Some SSDs appear as two. Maybe you have two physical SSDs that appear as four in total.
What you see
in the Disk Manager I cannot seem to see the SSDs. I only see the HDDs.
You actually see everything you are supposed to see. All four SSDs in question are members of the RAID0 volume with ID
0 (this ID appears in parentheses after
Member Disk or
If effect the OS sees the RAID volume of 931.5 GB (strictly: GiB) instead of the four SSDs, and a non-RAID HDD of very similar capacity. Inability to see member devices is normal when RAID is handled outside of the OS. In your case Intel Rapid Storage Technology handles the RAID. As seen in the photo, you can enter its configuration by pressing Ctrl+I before the OS even starts. From there you can disassemble the RAID volume and make all its members visible to the OS.

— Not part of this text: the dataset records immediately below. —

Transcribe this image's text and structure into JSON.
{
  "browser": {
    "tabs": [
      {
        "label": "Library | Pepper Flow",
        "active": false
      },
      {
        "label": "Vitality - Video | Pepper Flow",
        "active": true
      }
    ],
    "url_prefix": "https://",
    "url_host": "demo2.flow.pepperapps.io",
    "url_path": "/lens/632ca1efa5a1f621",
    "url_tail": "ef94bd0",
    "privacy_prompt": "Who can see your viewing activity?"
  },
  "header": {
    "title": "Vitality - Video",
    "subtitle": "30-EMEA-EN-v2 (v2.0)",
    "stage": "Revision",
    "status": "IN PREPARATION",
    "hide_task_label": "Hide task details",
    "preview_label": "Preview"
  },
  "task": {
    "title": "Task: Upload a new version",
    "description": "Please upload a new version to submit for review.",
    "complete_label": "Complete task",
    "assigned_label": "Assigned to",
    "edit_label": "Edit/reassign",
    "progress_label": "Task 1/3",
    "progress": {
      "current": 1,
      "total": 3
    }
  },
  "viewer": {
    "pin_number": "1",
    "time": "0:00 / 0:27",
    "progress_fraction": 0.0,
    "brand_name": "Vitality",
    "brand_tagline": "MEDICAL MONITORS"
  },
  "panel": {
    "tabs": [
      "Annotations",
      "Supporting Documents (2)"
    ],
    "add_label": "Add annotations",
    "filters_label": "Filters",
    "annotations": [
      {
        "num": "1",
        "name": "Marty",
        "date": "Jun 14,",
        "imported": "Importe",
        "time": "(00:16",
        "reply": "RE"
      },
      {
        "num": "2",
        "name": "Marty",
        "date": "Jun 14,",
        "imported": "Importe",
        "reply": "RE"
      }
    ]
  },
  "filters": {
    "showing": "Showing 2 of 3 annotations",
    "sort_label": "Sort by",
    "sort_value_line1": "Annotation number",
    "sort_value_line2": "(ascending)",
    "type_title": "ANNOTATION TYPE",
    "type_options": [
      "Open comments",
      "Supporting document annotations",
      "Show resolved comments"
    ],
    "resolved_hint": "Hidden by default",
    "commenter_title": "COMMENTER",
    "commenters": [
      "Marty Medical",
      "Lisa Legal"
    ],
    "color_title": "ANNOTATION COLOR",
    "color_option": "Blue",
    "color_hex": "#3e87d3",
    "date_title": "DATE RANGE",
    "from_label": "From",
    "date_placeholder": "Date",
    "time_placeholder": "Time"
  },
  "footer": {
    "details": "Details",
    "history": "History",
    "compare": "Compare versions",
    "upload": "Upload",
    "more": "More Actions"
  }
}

Don't do this (at least not yet). Destroying the RAID will not necessarily erase the data, but it will make it inaccessible until you reassemble an equivalent RAID0.

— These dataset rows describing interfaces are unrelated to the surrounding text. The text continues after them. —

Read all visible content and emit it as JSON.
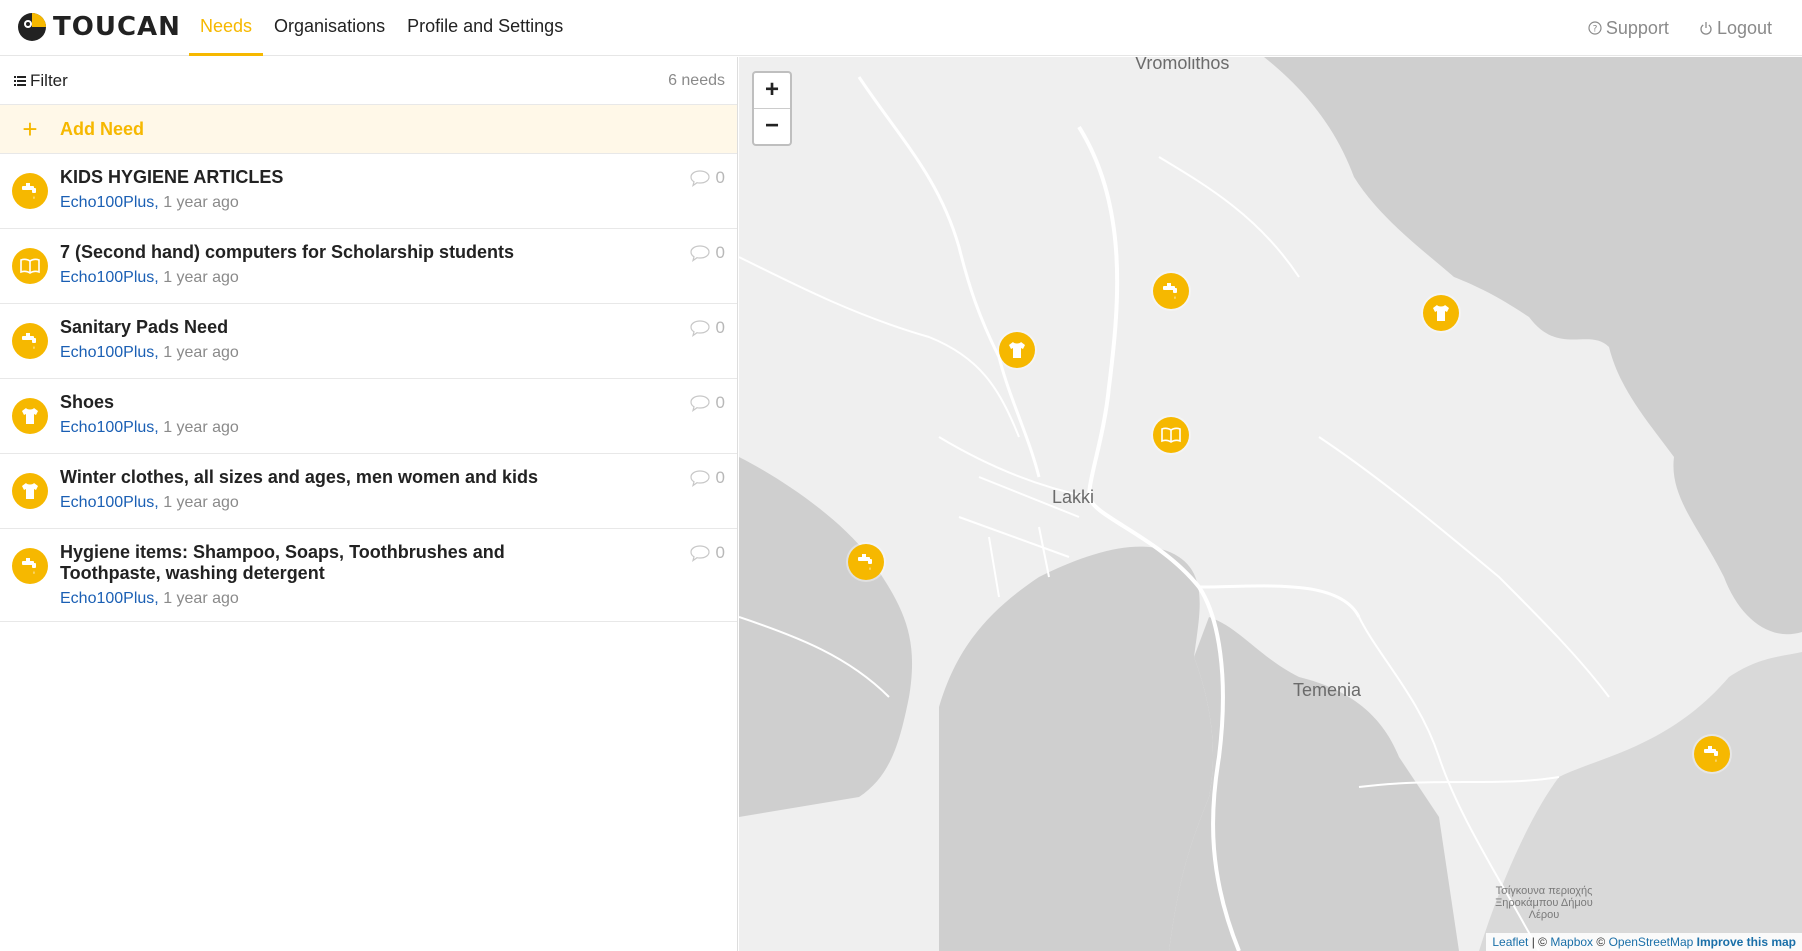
{
  "app": {
    "name": "TOUCAN"
  },
  "nav": {
    "items": [
      {
        "label": "Needs",
        "active": true
      },
      {
        "label": "Organisations",
        "active": false
      },
      {
        "label": "Profile and Settings",
        "active": false
      }
    ],
    "support": "Support",
    "logout": "Logout"
  },
  "list": {
    "filter_label": "Filter",
    "count_label": "6 needs",
    "add_label": "Add Need",
    "items": [
      {
        "title": "KIDS HYGIENE ARTICLES",
        "org": "Echo100Plus,",
        "time": "1 year ago",
        "comments": "0",
        "icon": "tap-icon"
      },
      {
        "title": "7 (Second hand) computers for Scholarship students",
        "org": "Echo100Plus,",
        "time": "1 year ago",
        "comments": "0",
        "icon": "book-icon"
      },
      {
        "title": "Sanitary Pads Need",
        "org": "Echo100Plus,",
        "time": "1 year ago",
        "comments": "0",
        "icon": "tap-icon"
      },
      {
        "title": "Shoes",
        "org": "Echo100Plus,",
        "time": "1 year ago",
        "comments": "0",
        "icon": "shirt-icon"
      },
      {
        "title": "Winter clothes, all sizes and ages, men women and kids",
        "org": "Echo100Plus,",
        "time": "1 year ago",
        "comments": "0",
        "icon": "shirt-icon"
      },
      {
        "title": "Hygiene items: Shampoo, Soaps, Toothbrushes and Toothpaste, washing detergent",
        "org": "Echo100Plus,",
        "time": "1 year ago",
        "comments": "0",
        "icon": "tap-icon"
      }
    ]
  },
  "map": {
    "zoom_in": "+",
    "zoom_out": "−",
    "labels": {
      "vromolithos": "Vromolithos",
      "lakki": "Lakki",
      "temenia": "Temenia",
      "greek_1": "Τσίγκουνα περιοχής",
      "greek_2": "Ξηροκάμπου Δήμου",
      "greek_3": "Λέρου"
    },
    "markers": [
      "tap-icon",
      "shirt-icon",
      "shirt-icon",
      "book-icon",
      "tap-icon",
      "tap-icon"
    ],
    "attribution": {
      "leaflet": "Leaflet",
      "sep1": " | © ",
      "mapbox": "Mapbox",
      "sep2": " © ",
      "osm": "OpenStreetMap",
      "improve": "Improve this map"
    }
  },
  "colors": {
    "accent": "#f6b800",
    "link": "#1a5fb4",
    "muted": "#8a8a8a",
    "water": "#cfcfcf",
    "land": "#efefef"
  }
}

"The data" means the content of one of the two disks you actually see in the Disk Manager. Formally I cannot tell which one it would be, but because it makes so much more sense to put
C: on fast SSDs than on slow HDD, I'm pretty certain it would be the disk with

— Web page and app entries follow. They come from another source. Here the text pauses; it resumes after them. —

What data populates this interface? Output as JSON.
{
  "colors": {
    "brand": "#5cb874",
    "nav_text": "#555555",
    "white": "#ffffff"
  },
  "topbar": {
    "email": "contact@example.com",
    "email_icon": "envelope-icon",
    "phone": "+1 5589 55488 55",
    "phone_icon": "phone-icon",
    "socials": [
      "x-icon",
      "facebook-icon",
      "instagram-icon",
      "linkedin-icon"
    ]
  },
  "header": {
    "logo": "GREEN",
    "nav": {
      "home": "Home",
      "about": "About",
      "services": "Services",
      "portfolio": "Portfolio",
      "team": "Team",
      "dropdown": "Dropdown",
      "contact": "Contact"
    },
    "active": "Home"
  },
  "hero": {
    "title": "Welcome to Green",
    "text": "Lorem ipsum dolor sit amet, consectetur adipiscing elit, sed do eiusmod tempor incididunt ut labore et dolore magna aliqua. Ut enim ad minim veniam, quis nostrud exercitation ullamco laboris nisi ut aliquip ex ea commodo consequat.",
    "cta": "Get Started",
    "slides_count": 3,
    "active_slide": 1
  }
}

There's probably something wrong with two SSDs, but not critically wrong (yet?). I can tell because your Windows still works. The way RAID0 operates makes the entire volume fail after one of the members fails. E.g if one of your SSDs was totally inoperable or missing, then your Windows wouldn't work.
What to do
If they are corrupted, how can I repair them?
There is this question in the official Intel support forum:
This morning, I was restarting my computer and suddenly find out one of my raid 0 hard disk status is displayed as error occurred. the ironic is, my PC is still running like there was no problem. is there anything I should do […]?
And the answer that helped:
If you installed the Intel Rapid Storage Technology (RST) driver in Windows you can use the RST application to check the status, reset errors, verify the raid, etc.
Also check these questions here on Super User:
In general the answers agree that working with Intel Rapid Storage Technology software is the right way. I'm not familiar with the software so I cannot guide you in details.
It can happen the two SSDs are really faulty. Then you may want to disassemble the RAID and check them independently in an OS. Not "in the OS" because your current Windows will be inaccessible after you destroy the RAID. It may be they will turn out unreliable and you'd like to scrap them. In such case you will be able to create a new RAID0 (or RAID1 if you want) with the two remaining SSDs.
Or it can happen the software, upon closer inspection, will tell you the SSDs seem fine. I expect the error statuses to be cleared then.